- Harvestide (Wicca)
- Celebrates fall equinox and end of harvest
- Eid (Islam)
- Festival of Sacrifice that marks the end of Hajj. This is a four day holiday that usually begins at sundown the day before.
- Rosh Hashanah (Jewish)
- Literally 'Head of Year' marks the first and second day of the Jewish New Year and the anniversary of the creation of the world. It begins at sundown the night before and ends 10 days later with Yom Kippur. It is celebrated with prayers and religious services.
- Yom Kippur (Jewish)
- The Day of Atonement is the holiest and most solemn of all days in the Jewish year. They believe that once you atone for your mistakes, you can be 'at one' with God. Jews do not work, and fast from sunset to sunset.
- Annual Canadian holiday, occurring on the second Monday in October, which celebrates the harvest and other blessings of the past year.
- Diwali (Hinduism)
- It means 'row of lights' and is the Hindu New Year. Diwali lasts for 5 days: Day 1 - New Year for business, Day 2 - the triumph of god Vishnu over the evil demon, Day 3 - Lakshmi, the goddess of prosperity visits homes lit by lamps, Day 4 - Bali worship day, Day 5 - devoted to brothers and sisters.

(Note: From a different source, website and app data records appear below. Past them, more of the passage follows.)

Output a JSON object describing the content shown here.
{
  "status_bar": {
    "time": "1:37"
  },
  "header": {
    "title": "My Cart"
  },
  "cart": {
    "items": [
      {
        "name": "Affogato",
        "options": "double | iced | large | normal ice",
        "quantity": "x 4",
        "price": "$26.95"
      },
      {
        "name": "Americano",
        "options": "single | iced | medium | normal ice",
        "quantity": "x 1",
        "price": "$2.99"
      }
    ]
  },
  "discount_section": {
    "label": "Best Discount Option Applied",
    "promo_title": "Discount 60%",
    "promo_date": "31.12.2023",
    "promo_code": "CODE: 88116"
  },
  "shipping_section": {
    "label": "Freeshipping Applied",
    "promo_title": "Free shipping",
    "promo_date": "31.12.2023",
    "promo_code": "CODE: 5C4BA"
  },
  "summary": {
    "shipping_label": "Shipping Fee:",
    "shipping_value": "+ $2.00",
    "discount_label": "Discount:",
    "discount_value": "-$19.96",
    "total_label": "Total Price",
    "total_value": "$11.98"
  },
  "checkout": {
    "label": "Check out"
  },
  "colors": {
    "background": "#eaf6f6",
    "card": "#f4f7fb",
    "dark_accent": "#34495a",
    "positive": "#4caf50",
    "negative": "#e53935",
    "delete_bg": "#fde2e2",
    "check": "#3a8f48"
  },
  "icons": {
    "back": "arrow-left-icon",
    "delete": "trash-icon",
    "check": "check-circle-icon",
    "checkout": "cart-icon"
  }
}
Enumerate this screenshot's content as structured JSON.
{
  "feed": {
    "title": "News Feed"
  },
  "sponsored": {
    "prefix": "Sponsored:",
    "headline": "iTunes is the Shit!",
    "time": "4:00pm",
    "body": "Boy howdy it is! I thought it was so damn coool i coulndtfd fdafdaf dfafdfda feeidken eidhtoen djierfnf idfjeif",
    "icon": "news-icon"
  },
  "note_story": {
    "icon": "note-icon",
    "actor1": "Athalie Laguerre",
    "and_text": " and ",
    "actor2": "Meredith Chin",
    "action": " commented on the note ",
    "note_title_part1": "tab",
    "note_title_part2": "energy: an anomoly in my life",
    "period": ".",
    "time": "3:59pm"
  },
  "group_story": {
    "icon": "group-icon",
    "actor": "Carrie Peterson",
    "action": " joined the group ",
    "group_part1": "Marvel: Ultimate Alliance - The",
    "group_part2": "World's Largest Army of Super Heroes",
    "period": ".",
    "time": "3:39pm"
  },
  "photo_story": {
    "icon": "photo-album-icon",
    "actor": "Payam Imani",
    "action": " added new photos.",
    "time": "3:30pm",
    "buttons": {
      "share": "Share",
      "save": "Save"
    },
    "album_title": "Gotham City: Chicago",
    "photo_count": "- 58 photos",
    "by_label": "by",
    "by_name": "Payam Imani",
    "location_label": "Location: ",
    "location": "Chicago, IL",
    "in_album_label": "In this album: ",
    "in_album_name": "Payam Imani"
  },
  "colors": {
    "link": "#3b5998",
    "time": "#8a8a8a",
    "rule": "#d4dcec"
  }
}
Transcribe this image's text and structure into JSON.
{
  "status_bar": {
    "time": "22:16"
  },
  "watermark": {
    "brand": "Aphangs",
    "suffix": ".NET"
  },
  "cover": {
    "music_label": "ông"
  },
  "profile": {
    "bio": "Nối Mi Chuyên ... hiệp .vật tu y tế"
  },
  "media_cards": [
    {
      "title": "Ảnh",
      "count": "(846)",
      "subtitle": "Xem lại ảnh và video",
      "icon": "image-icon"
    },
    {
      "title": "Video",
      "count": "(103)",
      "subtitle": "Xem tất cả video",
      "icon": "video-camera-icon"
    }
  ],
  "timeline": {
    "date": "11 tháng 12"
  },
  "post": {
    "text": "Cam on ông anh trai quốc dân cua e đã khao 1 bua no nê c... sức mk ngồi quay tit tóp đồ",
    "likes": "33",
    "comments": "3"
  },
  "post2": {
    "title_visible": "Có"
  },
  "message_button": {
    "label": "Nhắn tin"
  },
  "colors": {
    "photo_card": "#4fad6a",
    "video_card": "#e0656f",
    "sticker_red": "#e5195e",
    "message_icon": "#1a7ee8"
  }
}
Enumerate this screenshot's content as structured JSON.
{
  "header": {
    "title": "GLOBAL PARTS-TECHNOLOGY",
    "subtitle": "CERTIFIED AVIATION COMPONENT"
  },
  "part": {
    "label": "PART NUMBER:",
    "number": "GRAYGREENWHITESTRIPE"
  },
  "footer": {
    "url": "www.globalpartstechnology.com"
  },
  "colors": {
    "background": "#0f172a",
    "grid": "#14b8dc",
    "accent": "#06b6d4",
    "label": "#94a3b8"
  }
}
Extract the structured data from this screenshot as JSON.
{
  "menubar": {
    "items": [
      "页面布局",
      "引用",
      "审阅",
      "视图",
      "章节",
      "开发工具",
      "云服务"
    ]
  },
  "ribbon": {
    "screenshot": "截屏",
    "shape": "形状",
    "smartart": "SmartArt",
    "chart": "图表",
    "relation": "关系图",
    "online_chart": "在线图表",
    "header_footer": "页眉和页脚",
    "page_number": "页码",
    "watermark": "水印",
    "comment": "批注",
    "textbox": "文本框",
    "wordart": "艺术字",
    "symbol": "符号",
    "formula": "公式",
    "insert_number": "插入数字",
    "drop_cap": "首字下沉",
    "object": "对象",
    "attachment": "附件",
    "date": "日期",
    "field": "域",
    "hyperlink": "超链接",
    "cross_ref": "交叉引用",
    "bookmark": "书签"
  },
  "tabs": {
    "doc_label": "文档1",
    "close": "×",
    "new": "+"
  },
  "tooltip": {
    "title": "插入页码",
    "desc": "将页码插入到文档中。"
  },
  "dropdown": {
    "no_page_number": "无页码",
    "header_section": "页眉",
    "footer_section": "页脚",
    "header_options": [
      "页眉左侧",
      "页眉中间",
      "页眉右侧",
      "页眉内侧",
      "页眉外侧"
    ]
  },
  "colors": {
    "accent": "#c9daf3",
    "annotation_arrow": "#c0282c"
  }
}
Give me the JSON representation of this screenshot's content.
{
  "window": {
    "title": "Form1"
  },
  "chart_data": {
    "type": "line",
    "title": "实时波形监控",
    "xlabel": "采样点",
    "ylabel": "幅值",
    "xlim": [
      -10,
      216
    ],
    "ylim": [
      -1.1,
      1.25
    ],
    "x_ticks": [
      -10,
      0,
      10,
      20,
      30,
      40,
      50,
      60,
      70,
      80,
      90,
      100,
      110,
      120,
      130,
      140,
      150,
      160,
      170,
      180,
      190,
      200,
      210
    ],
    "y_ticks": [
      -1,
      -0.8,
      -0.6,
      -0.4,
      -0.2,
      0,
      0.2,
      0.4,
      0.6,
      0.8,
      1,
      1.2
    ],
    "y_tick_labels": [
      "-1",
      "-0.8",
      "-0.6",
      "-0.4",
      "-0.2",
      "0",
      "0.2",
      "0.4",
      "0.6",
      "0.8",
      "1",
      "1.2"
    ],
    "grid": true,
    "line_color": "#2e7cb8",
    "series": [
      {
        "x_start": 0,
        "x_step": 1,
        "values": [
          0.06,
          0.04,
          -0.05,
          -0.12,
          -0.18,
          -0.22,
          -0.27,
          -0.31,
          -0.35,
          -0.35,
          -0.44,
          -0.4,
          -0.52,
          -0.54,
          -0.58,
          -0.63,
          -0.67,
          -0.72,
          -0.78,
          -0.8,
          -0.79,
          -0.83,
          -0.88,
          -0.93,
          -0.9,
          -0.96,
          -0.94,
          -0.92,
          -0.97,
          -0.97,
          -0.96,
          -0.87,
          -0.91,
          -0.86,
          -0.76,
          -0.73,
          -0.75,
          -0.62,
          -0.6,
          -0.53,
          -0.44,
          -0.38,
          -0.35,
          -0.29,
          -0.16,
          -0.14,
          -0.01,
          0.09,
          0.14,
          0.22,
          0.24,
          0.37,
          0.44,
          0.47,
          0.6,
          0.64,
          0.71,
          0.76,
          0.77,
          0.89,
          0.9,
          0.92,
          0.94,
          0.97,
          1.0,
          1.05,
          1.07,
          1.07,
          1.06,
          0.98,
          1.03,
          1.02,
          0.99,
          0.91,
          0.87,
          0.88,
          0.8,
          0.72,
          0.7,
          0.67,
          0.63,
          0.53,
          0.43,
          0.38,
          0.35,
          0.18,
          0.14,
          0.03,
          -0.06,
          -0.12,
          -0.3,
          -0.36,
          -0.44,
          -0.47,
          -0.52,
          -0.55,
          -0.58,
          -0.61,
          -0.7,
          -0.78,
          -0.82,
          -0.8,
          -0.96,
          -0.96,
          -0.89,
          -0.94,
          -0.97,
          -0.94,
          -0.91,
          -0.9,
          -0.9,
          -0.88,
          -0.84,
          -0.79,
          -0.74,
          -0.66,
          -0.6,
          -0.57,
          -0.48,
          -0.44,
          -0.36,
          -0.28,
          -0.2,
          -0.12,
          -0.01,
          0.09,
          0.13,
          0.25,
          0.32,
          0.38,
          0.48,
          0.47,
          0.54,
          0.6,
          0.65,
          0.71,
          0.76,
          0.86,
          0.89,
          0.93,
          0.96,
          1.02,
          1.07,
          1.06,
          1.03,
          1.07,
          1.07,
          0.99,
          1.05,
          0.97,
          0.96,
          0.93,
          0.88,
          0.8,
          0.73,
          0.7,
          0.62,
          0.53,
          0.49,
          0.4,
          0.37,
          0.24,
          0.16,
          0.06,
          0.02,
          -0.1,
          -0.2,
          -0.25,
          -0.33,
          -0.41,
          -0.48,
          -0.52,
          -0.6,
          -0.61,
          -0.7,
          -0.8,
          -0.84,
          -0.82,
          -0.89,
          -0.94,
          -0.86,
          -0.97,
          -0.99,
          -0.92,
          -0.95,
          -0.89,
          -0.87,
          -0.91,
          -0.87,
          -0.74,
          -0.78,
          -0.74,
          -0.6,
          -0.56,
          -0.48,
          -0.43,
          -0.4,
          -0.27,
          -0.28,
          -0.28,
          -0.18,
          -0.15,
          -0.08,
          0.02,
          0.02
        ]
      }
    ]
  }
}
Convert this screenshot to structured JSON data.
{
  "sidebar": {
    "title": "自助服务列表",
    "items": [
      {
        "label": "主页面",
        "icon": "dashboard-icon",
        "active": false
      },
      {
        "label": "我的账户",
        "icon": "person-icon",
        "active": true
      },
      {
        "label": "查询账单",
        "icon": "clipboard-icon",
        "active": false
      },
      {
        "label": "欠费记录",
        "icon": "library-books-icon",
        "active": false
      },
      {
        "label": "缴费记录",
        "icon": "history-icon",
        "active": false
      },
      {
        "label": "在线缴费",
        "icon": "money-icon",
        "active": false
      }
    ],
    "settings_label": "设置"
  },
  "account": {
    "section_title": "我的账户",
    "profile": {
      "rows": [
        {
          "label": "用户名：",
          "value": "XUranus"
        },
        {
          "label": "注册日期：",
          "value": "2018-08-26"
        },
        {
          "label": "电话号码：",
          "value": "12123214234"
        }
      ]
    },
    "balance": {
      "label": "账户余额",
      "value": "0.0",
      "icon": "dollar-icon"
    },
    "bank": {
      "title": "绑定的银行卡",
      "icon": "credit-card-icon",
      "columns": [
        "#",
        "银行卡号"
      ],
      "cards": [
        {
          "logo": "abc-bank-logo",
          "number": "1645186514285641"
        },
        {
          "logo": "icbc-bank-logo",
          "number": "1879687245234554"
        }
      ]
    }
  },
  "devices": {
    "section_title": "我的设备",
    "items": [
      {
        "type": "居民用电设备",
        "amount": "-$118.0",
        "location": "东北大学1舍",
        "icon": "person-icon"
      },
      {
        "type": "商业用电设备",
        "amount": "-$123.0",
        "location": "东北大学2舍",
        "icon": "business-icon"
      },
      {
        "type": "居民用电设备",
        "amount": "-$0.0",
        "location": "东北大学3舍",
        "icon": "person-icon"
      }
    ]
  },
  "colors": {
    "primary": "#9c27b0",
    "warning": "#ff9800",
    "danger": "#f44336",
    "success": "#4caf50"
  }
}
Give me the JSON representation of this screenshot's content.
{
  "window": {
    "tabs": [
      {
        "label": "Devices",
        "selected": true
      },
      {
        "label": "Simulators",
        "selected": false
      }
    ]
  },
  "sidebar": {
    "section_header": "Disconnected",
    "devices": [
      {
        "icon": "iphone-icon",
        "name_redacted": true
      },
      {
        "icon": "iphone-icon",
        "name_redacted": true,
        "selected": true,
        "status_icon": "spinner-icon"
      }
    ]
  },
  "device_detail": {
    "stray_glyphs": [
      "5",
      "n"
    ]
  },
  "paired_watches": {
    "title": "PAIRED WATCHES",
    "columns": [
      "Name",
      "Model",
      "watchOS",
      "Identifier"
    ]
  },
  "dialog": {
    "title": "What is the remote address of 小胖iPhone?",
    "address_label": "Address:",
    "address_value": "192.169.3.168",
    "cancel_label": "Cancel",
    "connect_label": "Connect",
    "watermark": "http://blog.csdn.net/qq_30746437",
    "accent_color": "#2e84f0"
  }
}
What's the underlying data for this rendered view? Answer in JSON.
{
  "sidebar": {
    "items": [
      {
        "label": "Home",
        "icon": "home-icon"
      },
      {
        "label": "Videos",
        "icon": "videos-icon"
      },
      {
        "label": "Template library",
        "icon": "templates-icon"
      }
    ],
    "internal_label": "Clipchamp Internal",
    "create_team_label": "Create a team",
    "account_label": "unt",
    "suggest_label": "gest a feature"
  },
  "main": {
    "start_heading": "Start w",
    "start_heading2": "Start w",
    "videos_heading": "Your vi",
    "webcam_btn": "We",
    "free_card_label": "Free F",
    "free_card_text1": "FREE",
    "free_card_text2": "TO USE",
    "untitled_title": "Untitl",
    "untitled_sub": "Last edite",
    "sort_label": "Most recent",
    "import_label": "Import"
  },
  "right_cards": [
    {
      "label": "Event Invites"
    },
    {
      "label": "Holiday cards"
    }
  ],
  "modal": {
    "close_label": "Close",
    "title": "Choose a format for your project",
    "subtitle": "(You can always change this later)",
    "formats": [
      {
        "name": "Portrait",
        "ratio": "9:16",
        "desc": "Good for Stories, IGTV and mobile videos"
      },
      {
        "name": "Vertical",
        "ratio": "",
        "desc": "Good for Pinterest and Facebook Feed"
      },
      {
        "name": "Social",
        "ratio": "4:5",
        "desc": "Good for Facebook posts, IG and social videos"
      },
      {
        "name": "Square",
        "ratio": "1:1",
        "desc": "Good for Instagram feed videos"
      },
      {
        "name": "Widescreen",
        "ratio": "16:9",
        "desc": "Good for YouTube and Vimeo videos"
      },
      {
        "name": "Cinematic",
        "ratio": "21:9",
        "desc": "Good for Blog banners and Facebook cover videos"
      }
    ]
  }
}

- Halloween ~ October 31st
- It is a day to mark the single night in the year when, according to old Celtic beliefs, spirits and the dead can cross over into the world of the living. Some people hold parties and children may trick-or-treat in their neighborhood.
- All Saints Day (Western Christianity)
- This day is for honouring saints, known and unknown.
- Remembrance Day ~ November 11th
- Hannukah (Jewish)
- Approximately in 164 B.C., Maccabees, a small group of Jews fighting for religious freedom won victory over the Syrians. The legend goes that to rededicate the Temple, they found only one jar of holy oil and miraculously the candelabra remained lit for 8 days. The Festival of Lights is celebrated for eight days with the lighting of an eight candle menorah. Special readings and songs of praise focus on liberty and freedom.
- Christmas (Christianity) - Dec. 25th
- This day celebrates Jesus Christ's birth over 2000 years ago. Customs include lighting candles, exchanging gifts and using evergreen decorations to celebrate this day, the most widely observed Chrsitian festival of the year. In most communities it is a family day.
- Kwanzaa - Dec. 26th
- The celebration honours African heritage in African-American culture, and is observed from December 26 to January 1, culminating in a feast and gift-giving.
- Orthodox Christmas (Christianity - Coptic & Eastern Orthodox)
- On this day, some Eastern churches celebrate the birth of Jesus according to the Julian calendar, which is currently 13 days behind the Gregorian or Western calendar.
- Black History
- Every February, Canadians are invited to participate in Black History Month festivities and events that honour the legacy of Black Canadians, past and present.
- Shrove Tuesday
- Chinese New Year/Lunar New Year
- The new year, also known as the Spring Festival, is marked by the lunisolar Chinese calendar, so the date changes from year to year
- Holi (Sikh, Hindu)
- This festival of colour celebrates Spring, where people play with liquid and powdered colours, light bonfires and blow horns to celebrate the destruction of Holika
- Sikh Heritage Month (Canada)
- Aims to celebrate the contributions and aspirations of all Sikh-Canadians and develop a greater understanding and appreciation for a rich, unique and diverse heritage.
- Baisakhi (Sikh, Hindu)
- New Year Festival. Also a commemoration of the founding of the Khalsa by Guru Gobind Singh (the tenth Sikh Guru)
- Easter (Christianity)
- This day celebrates the resurrection of Jesus Christ.
- Easter (Orthodox Christianity)